I'm a Californian again. I had changed my mailing address to Texas with the Escapees mail service last year. As with many other RVers, however, I'm not traveling as much nor as far as I had planned. The problems with voter registration were frustrating. To me, it wasn't worth the hassle of having my RV registration and driver's license with a Texas mailing address, especially since I'm now volunteering with the California State Parks. The RV insurance was based in Texas because of the Texas address but the rig was here. So now, my address is in San Francisco, even if I'm not.
While I was changing my address, I thought about the good old days and how we had to handle it then. You went to the post office for change of address cards and bought post card stamps. Then you spent an afternoon or evening filling out a card for your bank account, each of your bills, your magazine subscriptions, your relatives, your distant friends, and finally, the big card for the post office itself. You ordered your new checks by phone (spelling every word carefully) and waited two weeks for them to arrive.
Weeks or months later, the yellow forwarding labels on your mail would begin to disappear. When you wrote the checks to pay your bills, the checks had the new address on them. You would cross out the incorrect address on the bill and print the new one. The entire process of "moving" took about three months longer than the actual move from one dwelling to another.
Now the entire process takes about 24 hours and only because I needed to wait for email confirmations during their business hours. I clicked on my Favorites, chose each company, group or organization, and changed my address online. Most took effect immediately. I receive six magazines by postal mail and while I was changing the address on them, two asked me to opt for an online version instead of printed. Of course I agreed. Two others are bimonthly (so the address change will be reflected in the next issue) and one other is in the process of converting to an online version.
The change from the Texas insurance carrier to the California agency was done by phone and email.
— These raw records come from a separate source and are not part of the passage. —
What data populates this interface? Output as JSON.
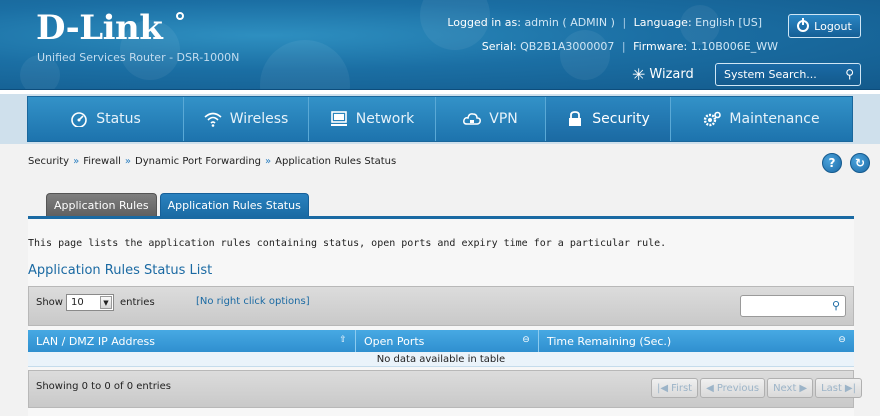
{
  "header": {
    "brand": "D-Link",
    "product": "Unified Services Router - DSR-1000N",
    "logged_in_label": "Logged in as:",
    "logged_in_user": "admin ( ADMIN )",
    "language_label": "Language:",
    "language_value": "English [US]",
    "serial_label": "Serial:",
    "serial_value": "QB2B1A3000007",
    "firmware_label": "Firmware:",
    "firmware_value": "1.10B006E_WW",
    "logout_label": "Logout",
    "wizard_label": "Wizard",
    "search_placeholder": "System Search..."
  },
  "nav": {
    "items": [
      {
        "label": "Status",
        "icon": "gauge-icon"
      },
      {
        "label": "Wireless",
        "icon": "wifi-icon"
      },
      {
        "label": "Network",
        "icon": "monitor-icon"
      },
      {
        "label": "VPN",
        "icon": "cloud-lock-icon"
      },
      {
        "label": "Security",
        "icon": "padlock-icon"
      },
      {
        "label": "Maintenance",
        "icon": "gears-icon"
      }
    ],
    "active": "Security"
  },
  "breadcrumb": {
    "items": [
      "Security",
      "Firewall",
      "Dynamic Port Forwarding",
      "Application Rules Status"
    ],
    "separator": "»"
  },
  "tabs": {
    "items": [
      "Application Rules",
      "Application Rules Status"
    ],
    "active": "Application Rules Status"
  },
  "page": {
    "description": "This page lists the application rules containing status, open ports and expiry time for a particular rule.",
    "list_title": "Application Rules Status List"
  },
  "table": {
    "show_label": "Show",
    "entries_value": "10",
    "entries_label": "entries",
    "right_click_label": "[No right click options]",
    "columns": [
      "LAN / DMZ IP Address",
      "Open Ports",
      "Time Remaining (Sec.)"
    ],
    "empty_message": "No data available in table",
    "info": "Showing 0 to 0 of 0 entries",
    "pager": [
      "First",
      "Previous",
      "Next",
      "Last"
    ]
  },
  "colors": {
    "brand_blue": "#1b6aa3",
    "header_bg": "#1b6fa4",
    "table_header": "#3b9cdb"
  }
}
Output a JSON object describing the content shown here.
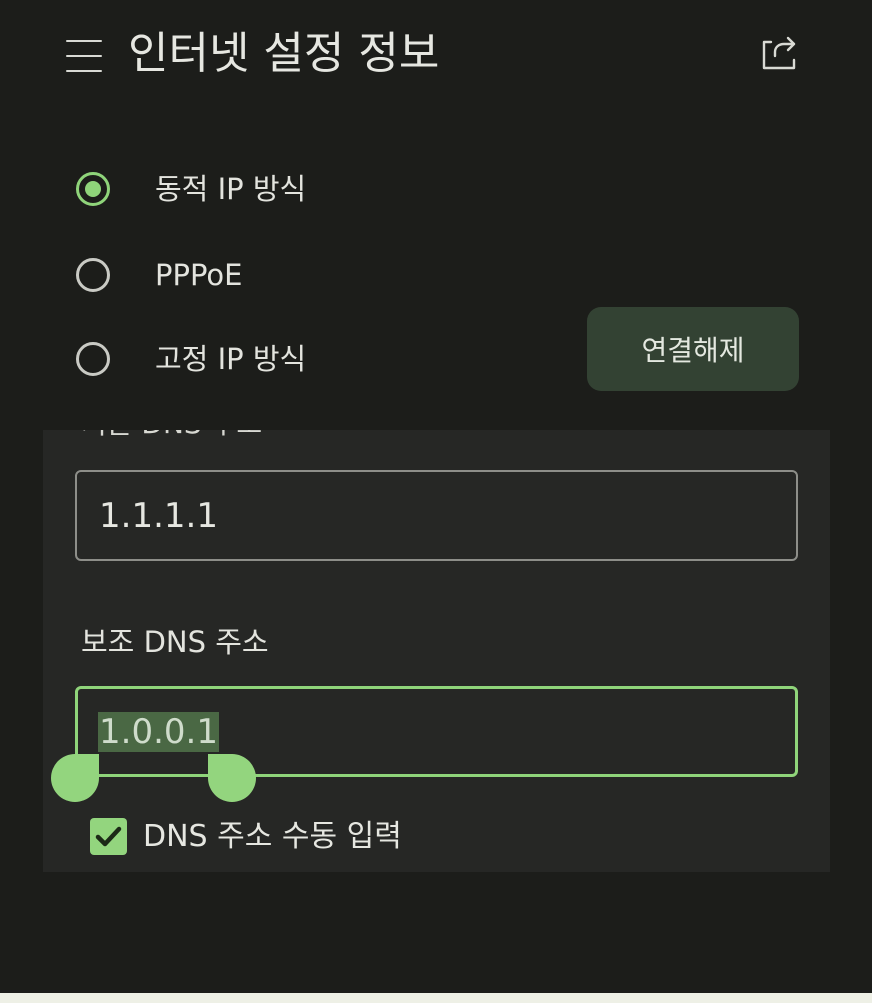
{
  "header": {
    "title": "인터넷 설정 정보",
    "menu_icon": "hamburger-menu-icon",
    "share_icon": "share-icon"
  },
  "connection_types": {
    "options": [
      {
        "label": "동적 IP 방식",
        "checked": true
      },
      {
        "label": "PPPoE",
        "checked": false
      },
      {
        "label": "고정 IP 방식",
        "checked": false
      }
    ]
  },
  "disconnect_button": {
    "label": "연결해제"
  },
  "dns": {
    "primary_label": "기본 DNS 주소",
    "primary_value": "1.1.1.1",
    "secondary_label": "보조 DNS 주소",
    "secondary_value": "1.0.0.1",
    "manual_label": "DNS 주소 수동 입력",
    "manual_checked": true
  },
  "colors": {
    "background": "#1c1d1a",
    "panel": "#262725",
    "accent": "#8fd47a",
    "button": "#334233",
    "selection": "#4a6844"
  }
}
Within a half hour of the initial contact, I had my complete policy sent electronically, printed it and inserted the proof of insurance into the ID case with the registration.
I changed my address online at the Department of Motor Vehicles for both my registration and driver's license. Since my license expires this year, the DMV wanted me to show up in person to have my 13 year-old picture replaced and test my vision. Thank goodness: the same great picture had been used for several updates to the license over the years but each time, my hair picked up more of the blue background. Hence, I had really become a blue-haired old lady.
Here was the only delay. The registration was issued immediately along with the tag (I had already paid online) and I took the vision test. My picture was taken. Now I wait for two weeks for the new license to be mailed to me and hope the picture turned out as well as the previous one.
Another aspect of the good old days I don't miss is actually going to the DMV. You can make an online appointment now. When I tried to do that for Monday, October 6, I was told the next available appointment was October 16. I don't have a toad and the RV would not fit in the parking lot nor on the street, so my friend drove me there. I decided not to tell her I didn't have an appointment.
From the time I walked in the door, registered the RV, took the vision test, had my picture taken and left, I had accomplished everything in 35 minutes.
My absentee ballot arrived, I have cast my vote and mailed it.
These are the good old days.